Pernell brought him up on the G code but was absent in his life when he got sent to prison.

Caine manages to graduate high school. An extraordinary feat for someone like him. Everything seems rosy for a while but as others would be knee deep in books, Caine is getting knee deep in the streets. He gets involved in a cycle of hatred and violence so hopeless and never ending. Violence being a common theme in the movie portrayed in a gruesome, raw, and unfiltered way. Caine and his comrades are desensitized to violence. As a result they have no problem taking a life or parading around a stolen tape of a murder they were involved in.

I just knew I could kill somebody. If I had to I could do it again. – Caine

This is the environment that Caine is growing up in. After going to a house party, him and his cousin have an altercation that lands him in the hospital and his cousin dead. Caine is lucky to be alive. This isn’t the first time he ends up in the hospital either. The difference this time is that he came close to dying. You would think Caine would turn over a new leaf after coming so close to death. Still, he can be seen watching old gangster movies in the hospital room. One of many foreshadowings in the film.

Another one being when later in the movie, the son of Caine’s love interest, Anthony, asks if Caine is going to die.

Caine even ends up in jail albeit for a short period of time. This still isn’t enough to set him on the straight and narrow. They bring him in for questioning.
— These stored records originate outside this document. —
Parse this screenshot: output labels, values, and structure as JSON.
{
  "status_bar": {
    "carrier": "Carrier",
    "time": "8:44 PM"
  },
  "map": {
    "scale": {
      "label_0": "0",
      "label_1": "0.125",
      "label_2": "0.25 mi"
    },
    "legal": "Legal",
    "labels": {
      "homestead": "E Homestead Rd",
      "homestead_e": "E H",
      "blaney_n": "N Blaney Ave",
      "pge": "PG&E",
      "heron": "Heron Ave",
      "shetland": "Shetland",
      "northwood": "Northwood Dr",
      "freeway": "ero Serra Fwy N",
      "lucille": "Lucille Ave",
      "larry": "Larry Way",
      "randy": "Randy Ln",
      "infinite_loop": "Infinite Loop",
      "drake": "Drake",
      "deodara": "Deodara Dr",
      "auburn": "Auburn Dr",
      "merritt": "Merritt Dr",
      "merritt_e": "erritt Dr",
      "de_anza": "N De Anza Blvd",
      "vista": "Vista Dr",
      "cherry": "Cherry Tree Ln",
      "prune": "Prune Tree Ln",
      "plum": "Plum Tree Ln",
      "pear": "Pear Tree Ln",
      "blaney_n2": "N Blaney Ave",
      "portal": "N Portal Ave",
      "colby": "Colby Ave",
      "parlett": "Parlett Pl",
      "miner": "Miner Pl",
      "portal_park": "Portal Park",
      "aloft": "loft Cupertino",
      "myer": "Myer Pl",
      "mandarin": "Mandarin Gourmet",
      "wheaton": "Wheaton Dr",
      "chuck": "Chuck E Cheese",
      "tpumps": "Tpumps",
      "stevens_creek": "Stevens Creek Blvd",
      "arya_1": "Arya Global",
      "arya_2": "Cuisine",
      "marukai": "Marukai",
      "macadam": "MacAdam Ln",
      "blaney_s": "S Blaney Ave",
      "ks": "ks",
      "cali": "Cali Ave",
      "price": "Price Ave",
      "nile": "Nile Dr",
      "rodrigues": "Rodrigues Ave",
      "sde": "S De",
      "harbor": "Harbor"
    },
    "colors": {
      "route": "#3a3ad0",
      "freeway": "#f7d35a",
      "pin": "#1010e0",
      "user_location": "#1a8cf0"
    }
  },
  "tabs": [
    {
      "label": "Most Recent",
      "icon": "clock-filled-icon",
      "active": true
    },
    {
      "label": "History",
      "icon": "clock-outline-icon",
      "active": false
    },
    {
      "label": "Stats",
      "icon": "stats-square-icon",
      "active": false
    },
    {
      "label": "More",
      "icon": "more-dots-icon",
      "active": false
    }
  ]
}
In the interrogation room we can see two types of light coming through the windows. On one side there’s red. Which could easily signify peril, doom, fatality and on the other, a brighter more lighter shade. Caine is at a crossroads for most of his life.

There are many voices of reason throughout the movie. Sharif, one of his closest buddies is a converted muslim and very pro-black. He doesn’t want Caine to go down the wrong path. And although he’s different from Caine and the rest of them, he’s kept throughout the movie. Caine even narrates as someone who sounds like they are reflecting on their choices. There are subliminal messages throughout the movie as well.

Another voice of reason is Ronnie or Pernell’s girlfriend. Ronnie sobered up after having Anthony. The connection between Caine and Ronnie is more than Pernell however. There’s love interest brewing here too. Caine gets even more-so attached via her son Anthony who is exactly like him when he was younger. Anthony is meant to symbolize Caine in a lot of ways. We even see things come full circle when Anthony comes out on the porch to hang with the grown folks much like Caine when he was younger.

No father, growing up in the hood without a role model. In the movie Caine is being asked to step up and be a man, if not for Anthony then for himself.

This movie’s core theme seems to be cycles in the urban communities. Caine is just being the way he was brought up to be and Anthony is mirroring what’s in the environment around him. There’s a certain street code you follow and that often leads to more violence. Caine is provided with an out on various occasions. Eventually he accepts to go away with Ronnie to Atlanta although reluctantly only to end up another victim. In a tragic irony, he does leave the life but not in the way we had hoped. Sharif is shot dead as well as Caine. Leaving O-Dog to grapple with the reality and possibly continue the cycle of violence.

The theme comes full circle with this quote as Caine narrates:

I guess in the end it catches up to you. My grandfather asked me one time if I care whether I live or die. Yeah I do and now it’s too late.

The final words at the end convict the viewer and cause them to reflect on all the past events that led to this young man’s fatal demise. It seemed like he was doomed to repeat his mistakes or suffer the consequences for his actions from the very beginning.